And so it was here. Sort of. Pretty much. The big reveal: Holder is corrupt; he doctored the toll-bridge camera photos and is seen climbing into a car with someone else, saying confidently of a framed Richmond, “Photo worked — he’s going down.” The lingering questions are, who was in the car with him (you may say Jamie; I say perhaps Gwen), and how will this play out next season, since in the final scene, Belko was advancing upon Richmond at a public rally to assassinate him.
This conclusion was twisty, to be sure. But it’s one that leaves me disappointed. I don’t want Holder to be a villain — this is the character that supported the show on his knobby shoulders when it was at its shakiest. He’s the guy with the funky sense of humor. Now we have to think of him as a bad guy? Or is he pulling a noble scam, closing in on the real killer by pretending to play along? Simply knowing that The Killing has been renewed, and that Kinneman has received raves from viewers and critics, makes me think the series doesn’t want him to come back next season only to be arrested and sent away by Linden.
Furthermore, what does it say for The Killing that the likely murder of Richmond (do we know whether Campbell has signed on for a second season?) seemed not to matter beyond its shock value? It made me realize how little I had invested in that character.
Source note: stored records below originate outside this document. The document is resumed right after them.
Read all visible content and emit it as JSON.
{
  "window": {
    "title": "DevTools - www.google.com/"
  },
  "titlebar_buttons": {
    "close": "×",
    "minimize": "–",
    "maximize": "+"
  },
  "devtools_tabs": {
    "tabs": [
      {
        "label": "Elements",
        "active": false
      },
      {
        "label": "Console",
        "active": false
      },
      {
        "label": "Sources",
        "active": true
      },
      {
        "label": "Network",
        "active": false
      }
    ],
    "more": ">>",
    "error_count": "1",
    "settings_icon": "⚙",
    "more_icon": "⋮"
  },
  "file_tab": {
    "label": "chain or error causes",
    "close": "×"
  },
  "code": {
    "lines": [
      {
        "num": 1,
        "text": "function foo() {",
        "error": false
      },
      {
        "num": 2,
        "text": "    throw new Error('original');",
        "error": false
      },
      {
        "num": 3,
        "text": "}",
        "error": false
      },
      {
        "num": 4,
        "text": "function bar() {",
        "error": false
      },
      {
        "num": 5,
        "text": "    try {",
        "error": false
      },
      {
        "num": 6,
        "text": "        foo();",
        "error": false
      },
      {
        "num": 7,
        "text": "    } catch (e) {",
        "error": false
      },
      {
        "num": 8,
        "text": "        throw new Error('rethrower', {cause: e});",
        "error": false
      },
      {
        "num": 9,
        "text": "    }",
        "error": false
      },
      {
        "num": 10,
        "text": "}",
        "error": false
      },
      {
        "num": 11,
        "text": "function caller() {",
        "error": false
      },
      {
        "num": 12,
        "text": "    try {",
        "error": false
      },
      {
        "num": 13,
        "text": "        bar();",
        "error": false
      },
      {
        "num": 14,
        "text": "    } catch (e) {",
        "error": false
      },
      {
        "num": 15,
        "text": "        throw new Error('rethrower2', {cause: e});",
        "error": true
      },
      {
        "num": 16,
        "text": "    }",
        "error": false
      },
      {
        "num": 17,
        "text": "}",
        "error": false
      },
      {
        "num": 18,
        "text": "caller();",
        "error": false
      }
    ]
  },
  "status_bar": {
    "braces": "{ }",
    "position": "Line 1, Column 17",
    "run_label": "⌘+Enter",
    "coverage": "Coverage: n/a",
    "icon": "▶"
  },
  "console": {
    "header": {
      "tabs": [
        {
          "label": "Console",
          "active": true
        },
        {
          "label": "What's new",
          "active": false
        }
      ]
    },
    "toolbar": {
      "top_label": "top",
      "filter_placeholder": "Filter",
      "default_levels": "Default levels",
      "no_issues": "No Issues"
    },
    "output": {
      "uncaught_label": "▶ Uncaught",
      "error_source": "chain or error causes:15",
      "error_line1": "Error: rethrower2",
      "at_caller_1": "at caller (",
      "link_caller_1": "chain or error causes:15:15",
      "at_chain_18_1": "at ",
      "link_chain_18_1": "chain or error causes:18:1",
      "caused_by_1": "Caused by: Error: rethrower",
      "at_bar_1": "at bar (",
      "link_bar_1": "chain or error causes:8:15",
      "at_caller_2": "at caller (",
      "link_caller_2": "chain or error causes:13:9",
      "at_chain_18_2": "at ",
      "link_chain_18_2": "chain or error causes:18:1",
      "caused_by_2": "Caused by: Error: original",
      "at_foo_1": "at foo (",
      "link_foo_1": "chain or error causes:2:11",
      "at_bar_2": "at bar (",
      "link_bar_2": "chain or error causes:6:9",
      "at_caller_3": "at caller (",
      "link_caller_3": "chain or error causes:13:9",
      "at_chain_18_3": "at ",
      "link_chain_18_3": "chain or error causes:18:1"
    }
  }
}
Campbell’s performance was fine, but he was written as a predictably weaselly pol in a manner that David Simon would have sent back for multiple re-writes on The Wire.
I think the weaker aspects of The Killing might be traceable to producer Veena Sud’s evident style on CBS’ Cold Case. The initial seasons of that series followed Kathryn Morris’ intriguingly disheveled, quietly tough cop trying to solve murders that would bring some peace to both the dead and their living mourners. The show had a gray palette, and was frequently shot in the (supposedly Philadelphia) rain. In its later seasons, Cold Case had become repetitive and mawkish. In its first season, The Killing could barely sustain its organizing conceit, the approximately one-day-per-episode exploration of a disheveled, quietly tough cop trying to solve the murder of a girl and bring comfort to her extravagantly grieving parents.
In considering the plot threads left dangling — Holder’s role in the crime; Sarah’s possible marriage; the unhappiness of her son — I am not filled with anticipation to find out how these will be snipped or woven into a satisfying dramatic fabric. Instead, I find myself wishing The Killing would start anew, with Enos at its center, with a fresh case and some clearing skies. I also wish Holder would be by her side, helping her track down clues with his drawling sarcasm and barely contained frustration at being paired with the only cop in Seattle who presents even less of an affect than he does. Yes, those are the wishes of someone who’d actually like it if The Killing was either more conventional or more drastically, experimentally different. But at this point, none of what I hope for seems very likely, does it? So I’ll just hope for the best Killing possible.